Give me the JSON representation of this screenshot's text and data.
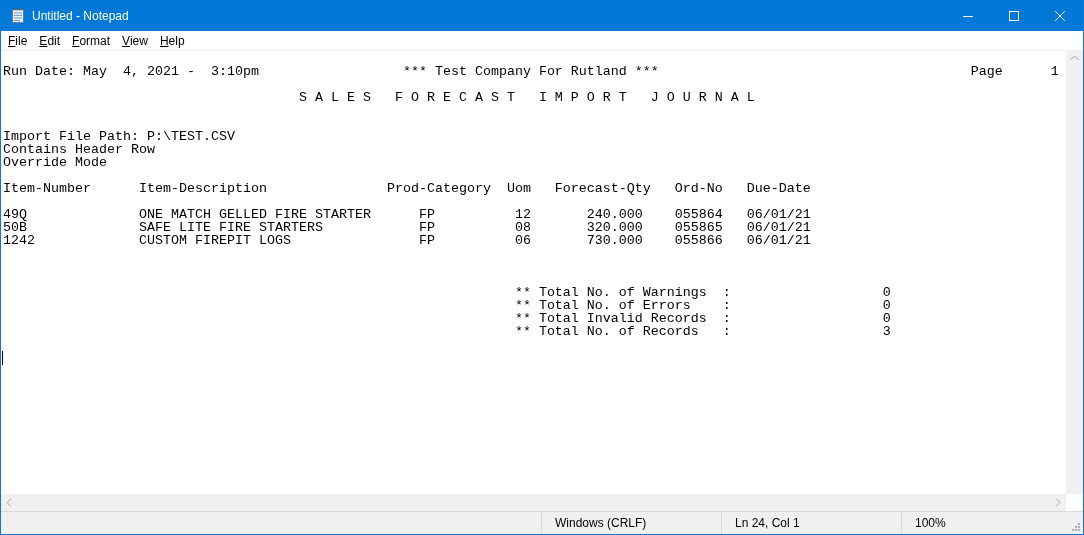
{
  "window": {
    "title": "Untitled - Notepad"
  },
  "menu": [
    "File",
    "Edit",
    "Format",
    "View",
    "Help"
  ],
  "report": {
    "header_line": "Run Date: May  4, 2021 -  3:10pm                  *** Test Company For Rutland ***                                       Page      1",
    "title_line": "                                     S A L E S   F O R E C A S T   I M P O R T   J O U R N A L",
    "import_info": [
      "Import File Path: P:\\TEST.CSV",
      "Contains Header Row",
      "Override Mode"
    ],
    "column_headers": "Item-Number      Item-Description               Prod-Category  Uom   Forecast-Qty   Ord-No   Due-Date",
    "rows": [
      "49Q              ONE MATCH GELLED FIRE STARTER      FP          12       240.000    055864   06/01/21",
      "50B              SAFE LITE FIRE STARTERS            FP          08       320.000    055865   06/01/21",
      "1242             CUSTOM FIREPIT LOGS                FP          06       730.000    055866   06/01/21"
    ],
    "totals": [
      "                                                                ** Total No. of Warnings  :                   0",
      "                                                                ** Total No. of Errors    :                   0",
      "                                                                ** Total Invalid Records  :                   0",
      "                                                                ** Total No. of Records   :                   3"
    ]
  },
  "status_bar": [
    "Windows (CRLF)",
    "Ln 24, Col 1",
    "100%"
  ]
}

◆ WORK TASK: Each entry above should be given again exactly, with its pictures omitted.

◆ RESPONSE TO THIS EXERCISE:
Give me the JSON representation of this screenshot's text and data.
{
  "window": {
    "title": "Untitled - Notepad"
  },
  "menu": [
    "File",
    "Edit",
    "Format",
    "View",
    "Help"
  ],
  "report": {
    "header_line": "Run Date: May  4, 2021 -  3:10pm                  *** Test Company For Rutland ***                                       Page      1",
    "title_line": "                                     S A L E S   F O R E C A S T   I M P O R T   J O U R N A L",
    "import_info": [
      "Import File Path: P:\\TEST.CSV",
      "Contains Header Row",
      "Override Mode"
    ],
    "column_headers": "Item-Number      Item-Description               Prod-Category  Uom   Forecast-Qty   Ord-No   Due-Date",
    "rows": [
      "49Q              ONE MATCH GELLED FIRE STARTER      FP          12       240.000    055864   06/01/21",
      "50B              SAFE LITE FIRE STARTERS            FP          08       320.000    055865   06/01/21",
      "1242             CUSTOM FIREPIT LOGS                FP          06       730.000    055866   06/01/21"
    ],
    "totals": [
      "                                                                ** Total No. of Warnings  :                   0",
      "                                                                ** Total No. of Errors    :                   0",
      "                                                                ** Total Invalid Records  :                   0",
      "                                                                ** Total No. of Records   :                   3"
    ]
  },
  "status_bar": [
    "Windows (CRLF)",
    "Ln 24, Col 1",
    "100%"
  ]
}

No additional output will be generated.